Defensive Assistant of the Year – Wade Phillips, Houston
Phillips took a little trip from Dallas to Houston and sparked a defense with a seemingly crazy transition from 4-3 to 3-4. He took one of the top rushing defensive ends and told him to stand up and get the quarterback. He took 2 prototypical 4-3 linebackers and asked them to disguise their blitzes and mix up coverages. He took the 29th ranked defense is points allowed and the 30th ranked defense in yards allowed and made them the 2nd and 1st respectively. It’s an unbelievable job considering that most of his work came in the front seven, not the secondary which was considered the weaker unit. And he’s kept it up despite losing Mario Williams for the year. They may start floating his name around as a head coaching candidate again at this rate…. well a couple of years down the road maybe….

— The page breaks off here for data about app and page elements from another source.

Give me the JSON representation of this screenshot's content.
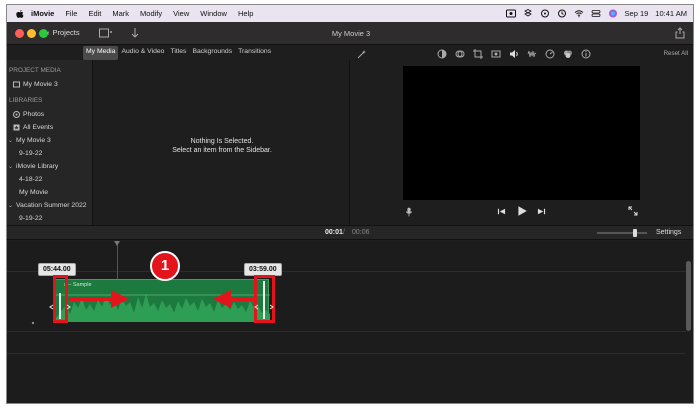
{
  "menubar": {
    "apple_icon": "apple-logo-icon",
    "menus": [
      "iMovie",
      "File",
      "Edit",
      "Mark",
      "Modify",
      "View",
      "Window",
      "Help"
    ],
    "date": "Sep 19",
    "time": "10:41 AM"
  },
  "titlebar": {
    "projects_label": "Projects",
    "window_title": "My Movie 3"
  },
  "tabs": [
    "My Media",
    "Audio & Video",
    "Titles",
    "Backgrounds",
    "Transitions"
  ],
  "sidebar": {
    "project_media_header": "PROJECT MEDIA",
    "project_item": "My Movie 3",
    "libraries_header": "LIBRARIES",
    "items": [
      {
        "label": "Photos"
      },
      {
        "label": "All Events"
      },
      {
        "label": "My Movie 3"
      },
      {
        "label": "9-19-22"
      },
      {
        "label": "iMovie Library"
      },
      {
        "label": "4-18-22"
      },
      {
        "label": "My Movie"
      },
      {
        "label": "Vacation Summer 2022"
      },
      {
        "label": "9-19-22"
      }
    ]
  },
  "media": {
    "empty_line1": "Nothing Is Selected.",
    "empty_line2": "Select an item from the Sidebar."
  },
  "viewer": {
    "reset_all": "Reset All"
  },
  "timeline": {
    "current_time": "00:01",
    "separator": "/",
    "duration": "00:06",
    "settings_label": "Settings",
    "zoom_level": 0.76,
    "clip_title": "s – Sample",
    "left_timecode": "05:44.00",
    "right_timecode": "03:59.00",
    "step_number": "1"
  },
  "colors": {
    "clip_green": "#1d7a3f",
    "annotation_red": "#e3141b"
  }
}
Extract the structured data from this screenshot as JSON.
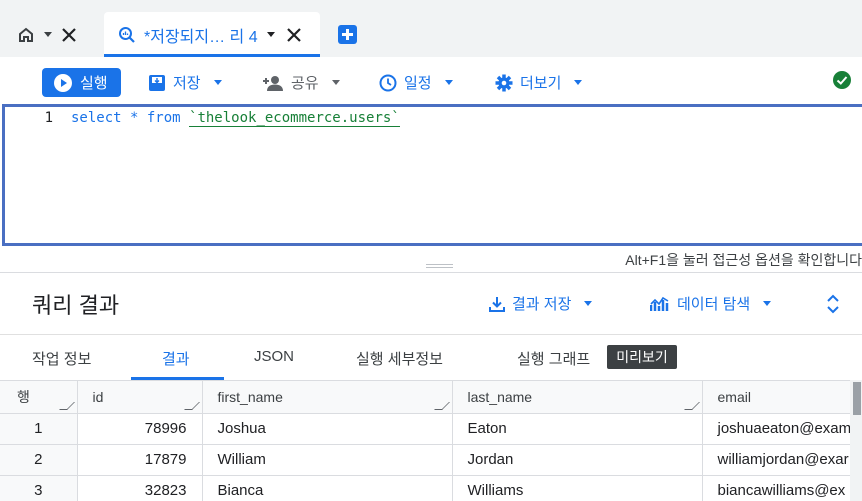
{
  "tabs": {
    "query_tab_label": "*저장되지… 리 4"
  },
  "toolbar": {
    "run_label": "실행",
    "save_label": "저장",
    "share_label": "공유",
    "schedule_label": "일정",
    "more_label": "더보기"
  },
  "editor": {
    "line_number": "1",
    "code_prefix": "select * from ",
    "table_ref": "`thelook_ecommerce.users`",
    "a11y_hint": "Alt+F1을 눌러 접근성 옵션을 확인합니다"
  },
  "results": {
    "title": "쿼리 결과",
    "save_results_label": "결과 저장",
    "explore_data_label": "데이터 탐색",
    "tabs": [
      "작업 정보",
      "결과",
      "JSON",
      "실행 세부정보",
      "실행 그래프"
    ],
    "preview_badge": "미리보기",
    "columns": [
      "행",
      "id",
      "first_name",
      "last_name",
      "email"
    ],
    "rows": [
      [
        "1",
        "78996",
        "Joshua",
        "Eaton",
        "joshuaeaton@exam"
      ],
      [
        "2",
        "17879",
        "William",
        "Jordan",
        "williamjordan@exar"
      ],
      [
        "3",
        "32823",
        "Bianca",
        "Williams",
        "biancawilliams@ex"
      ]
    ]
  },
  "colors": {
    "accent": "#1a73e8",
    "success": "#188038",
    "editor_border": "#4a6fc2"
  }
}
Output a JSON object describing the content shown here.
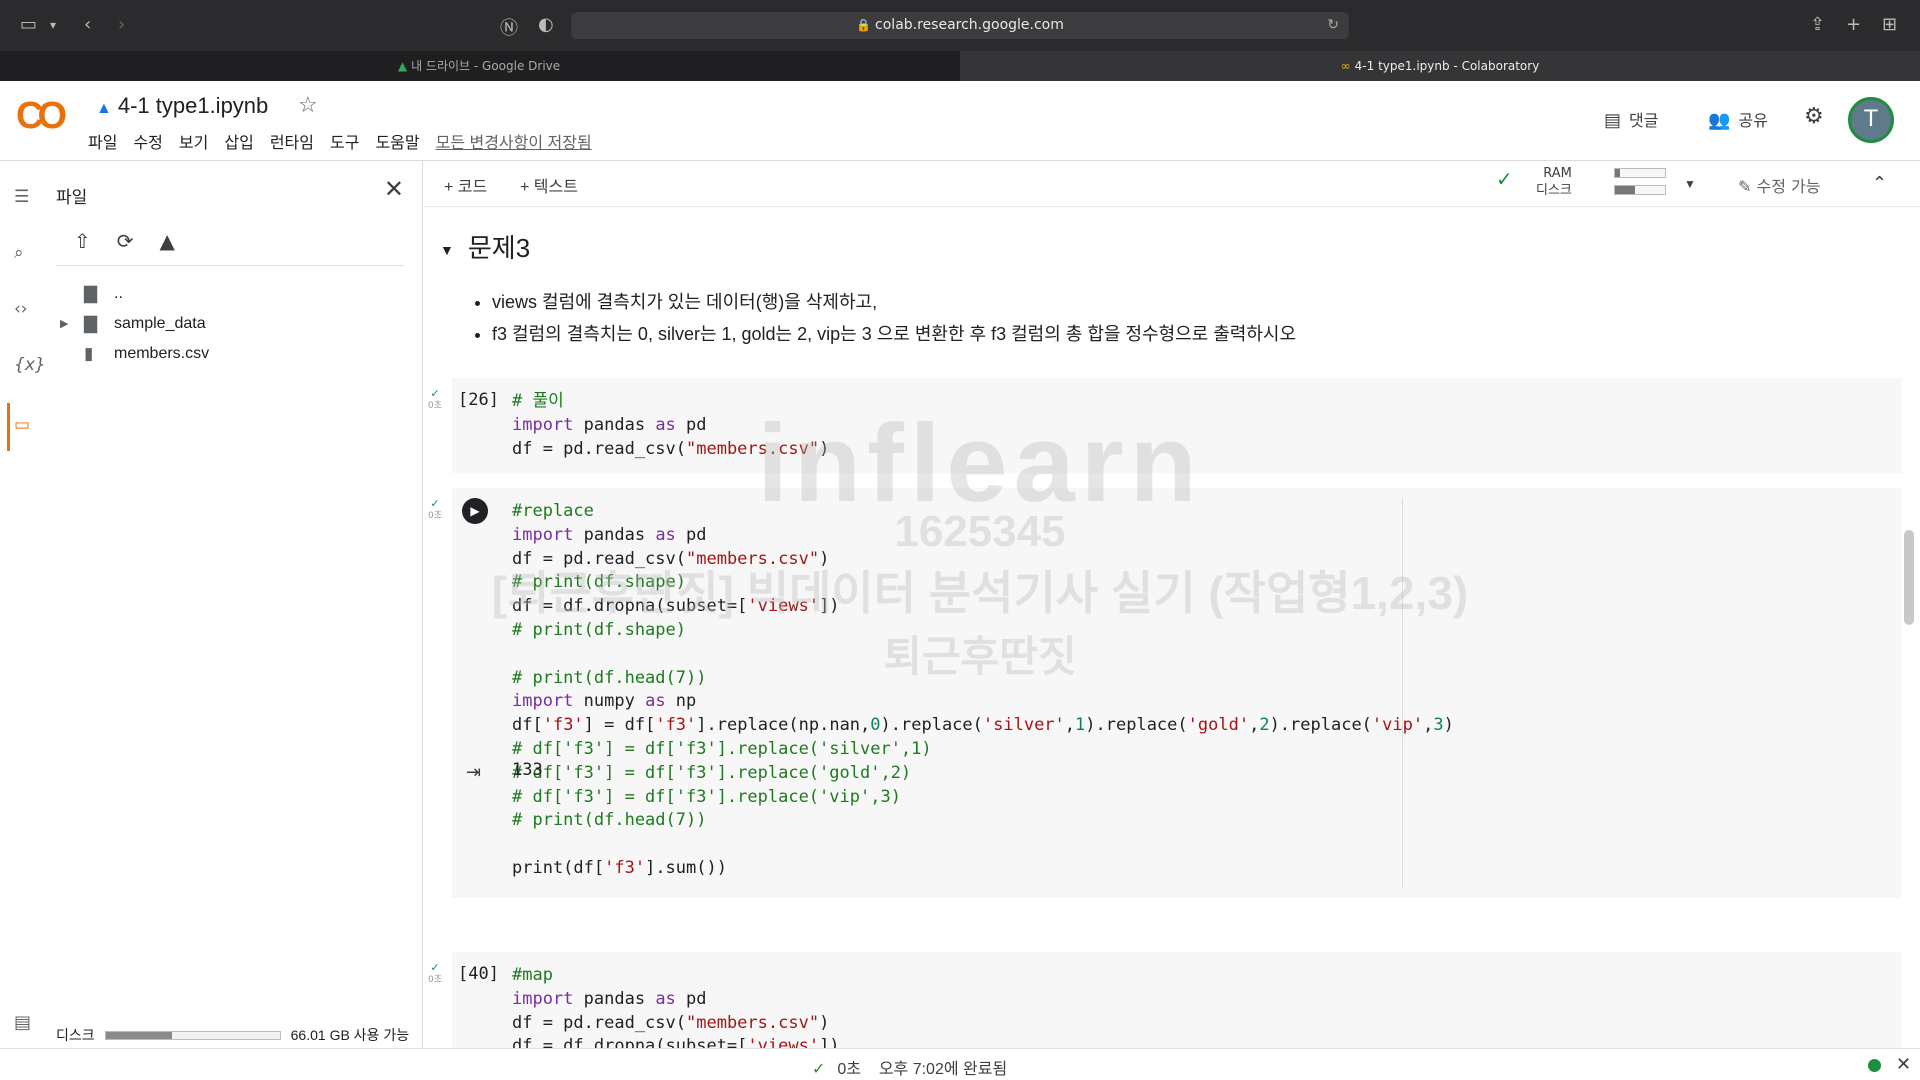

Worst Head Coaching Job of the Year – Jim Caldwell, Indianapolis
There’s a lot of candidates here. Norv Turner in San Diego will likely be (and should be) fired for his habitual under performing teams. Andy Reid has made a ton of bad decisions this season in particular and done little to correct them. Ken Wisenhunt has been unable to get anything out of Kevin Kolb and is watching his leeway shrivel up quickly. But no one has done less for their team than Jim Caldwell. He finally made a change this week, pulling Curtis Painter for Dan Orlovsky. It’s not really a change that needed to happen. It seems to me that Caldwell has just given up on doing anything. He stands on the sideline and just looks bored. Even Tony Sparano is ranting and raving and trying to rally his troops. I notice they’ve won a game. Caldwell walks on the field, stands around, walks off the field and tells the reporters “well I don’t have Peyton so I can’t really be held accountable”. It’s a bad mark on ownership that they didn’t find a coach, but a figurehead for this organization. Teams lose key players all the time and find ways to get it done. Recall Kurt Warner’s first year with the Rams, who were a playoff contender before Trent Green went down. I simply cannot see Caldwell standing there and saying “We’ll rally around Curtis Painter and we will play good football.” Certainly they have not this season.